“Risin’” — the third CD of young Christian Sands’ remarkable career — holds a special significance for him: “It means graduating and going on to college and adulthood in music,” says the 18 year old jazz prodigy. This young man began playing the piano at age 3, composing at age 5, and his meteoric rise in the jazz world already includes two appearances at the Grammy Awards, including an outrageous, highly publicized duet with legendary pianist Oscar Peterson.
Those who have listened to him would contend that Christian Sands has already risen to an astonishing level of musical maturity, and has been an “adult” for quite some time. This new CD more than adequately displays his extraordinary approach to his own original compositions and the works of others he chooses to interpret.
Sands is a “rising star” in the world of jazz. He possesses technique in abundance, but it perfectly matches his conception. His use of understatement accomplishes a much deeper musical goal. He takes a fresh look at the entire language of jazz: stride, swing, bebop, progressive, fusion, Brazilian and Afro-Cuban. He says, “My music is about teaching the way of jazz and keeping it alive.

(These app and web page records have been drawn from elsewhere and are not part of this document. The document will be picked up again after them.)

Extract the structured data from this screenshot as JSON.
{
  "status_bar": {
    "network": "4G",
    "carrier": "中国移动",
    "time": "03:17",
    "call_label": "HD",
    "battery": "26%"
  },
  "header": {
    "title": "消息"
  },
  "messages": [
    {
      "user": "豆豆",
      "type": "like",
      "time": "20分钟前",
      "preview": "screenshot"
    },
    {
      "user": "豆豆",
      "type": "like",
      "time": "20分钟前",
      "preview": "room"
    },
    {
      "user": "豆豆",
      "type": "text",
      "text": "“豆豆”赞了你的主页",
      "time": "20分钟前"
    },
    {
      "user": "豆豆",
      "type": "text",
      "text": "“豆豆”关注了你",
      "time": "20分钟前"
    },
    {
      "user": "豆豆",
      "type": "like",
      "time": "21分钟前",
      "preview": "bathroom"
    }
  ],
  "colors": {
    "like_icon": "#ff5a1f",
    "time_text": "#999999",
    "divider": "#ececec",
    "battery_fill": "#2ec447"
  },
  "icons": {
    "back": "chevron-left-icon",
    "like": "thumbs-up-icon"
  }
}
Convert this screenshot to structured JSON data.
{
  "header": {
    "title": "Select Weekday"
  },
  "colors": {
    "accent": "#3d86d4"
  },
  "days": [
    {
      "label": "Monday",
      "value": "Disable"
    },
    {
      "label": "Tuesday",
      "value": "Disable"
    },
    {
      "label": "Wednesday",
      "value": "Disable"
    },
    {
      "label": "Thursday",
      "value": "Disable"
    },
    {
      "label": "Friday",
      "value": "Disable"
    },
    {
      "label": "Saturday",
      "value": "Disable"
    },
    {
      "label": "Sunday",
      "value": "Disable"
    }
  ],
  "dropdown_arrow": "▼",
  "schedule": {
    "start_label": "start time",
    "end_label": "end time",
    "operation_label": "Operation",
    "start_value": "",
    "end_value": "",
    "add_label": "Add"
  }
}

It’s unfortunate that the older styles, like stride, are starting to drift away.”
True to his word, Sands develops the past while providing unusual and stimulating vehicles for the present … and for the future. Musicality, sensitivity, taste and swing — hallmarks for as long as he has been playing — manifest themselves at each moment during this session.

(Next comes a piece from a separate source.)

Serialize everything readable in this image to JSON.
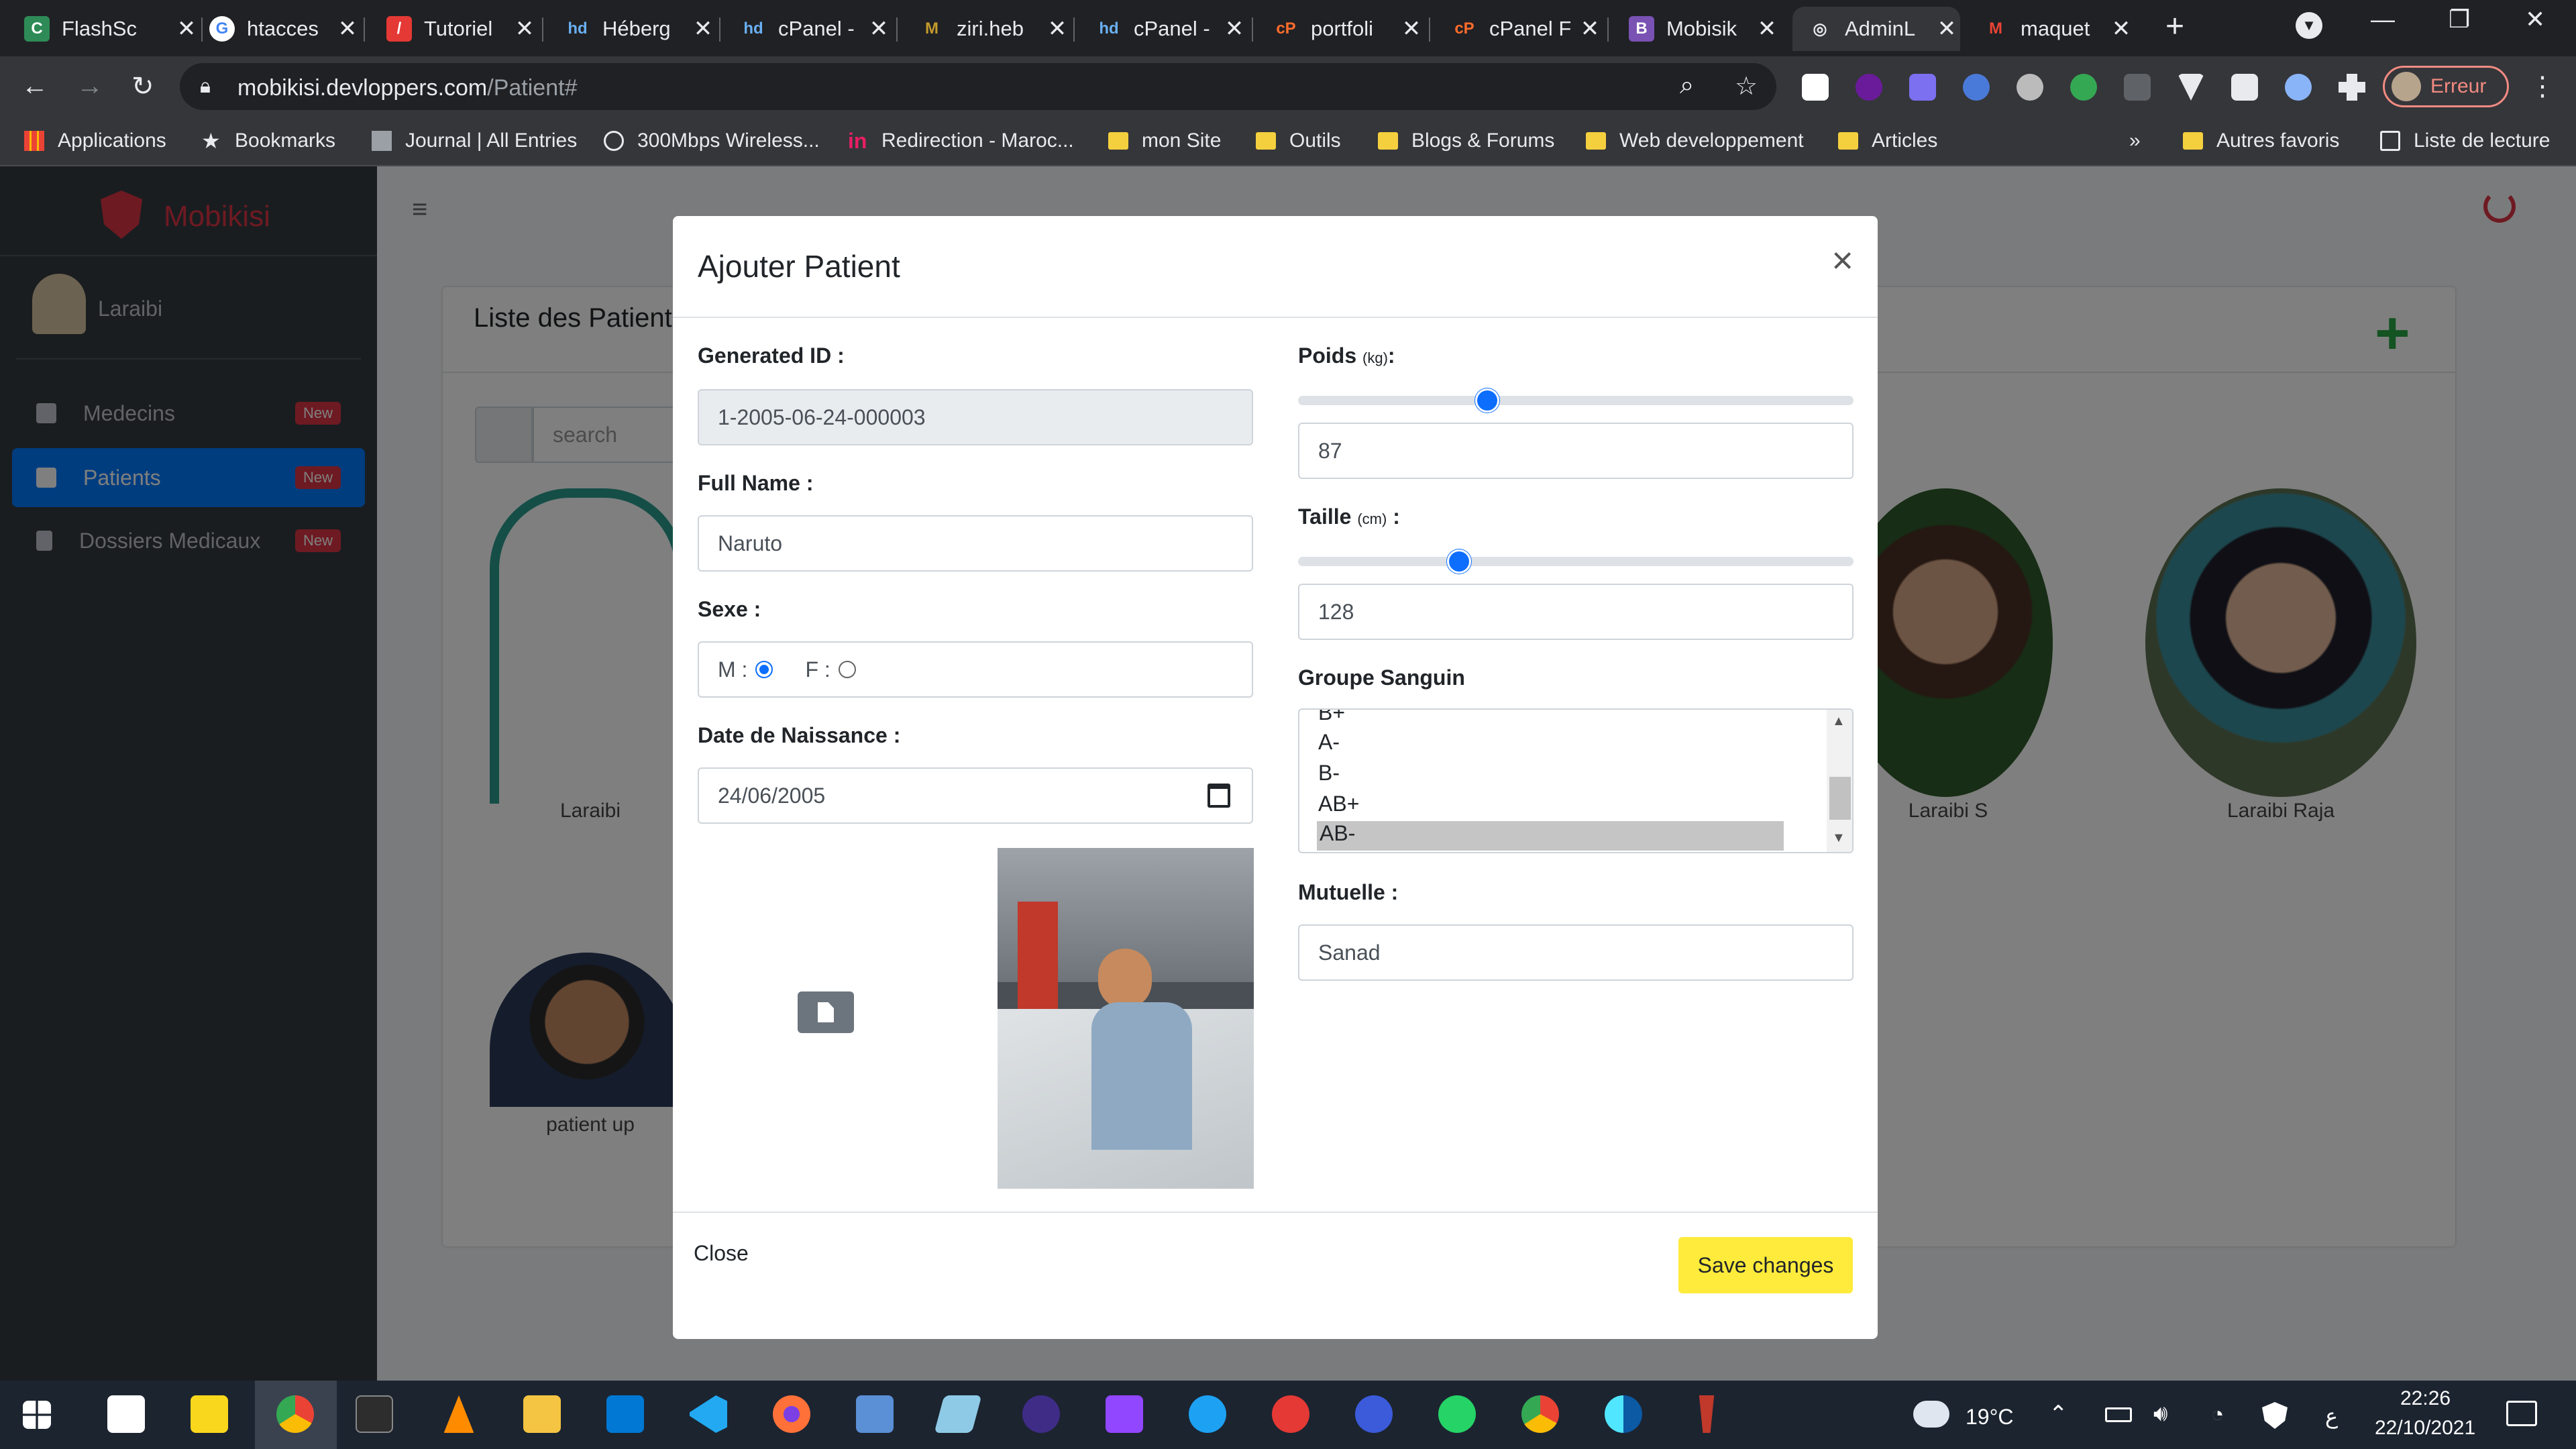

“Sandy” was composed, according to Sands, “for [poet] Langston Hughes. I love his writing, and a character in one of his books, Sandy.” The tune is an example of Christian’s originality. Though the form of the song (AABA, 16-16-8-16) is fairly standard, Sands breaks up the A sections with an accent in an unusual place: on the 11th bar! Tenor saxophonist Bill Evans absolutely tears it up on his solo! However beneath the fiery surface, listen to Christian’s chord accompaniment. He’s “comps” perfectly for others, as well as for himself!
“So Sweet, Pt. 1” shows Sands’ deft manipulation of form and control of harmonic colors. The 16-bar A sections feature a diatonic major melody over shifting minor modal harmonies and a bass drone. This “vamp” leads to a delicious transition to an unusual 18-bar B section. Once again, listen to Sands’ imaginative comping throughout, as well as Jesse Hameen’s tasteful drumming. Trumpeter Josh Evans plays a particularly imaginative solo, full of Miles-esque trills, modal meanderings and a bright use of the high register.
Recently, Sands has been promoted and guided by Dr. Billy Taylor, whom Sands refers to as “one of the greatest innovators and teachers in jazz. It has been a lot of fun. We played together several times at the Kennedy Center and at D. C. area high schools, as well as the Betty Carter Jazz Ahead Program, Washington, D.C..” (By the way, he also visits with Dave Brubeck from time to time, absorbing stylistic and pianistic concepts.)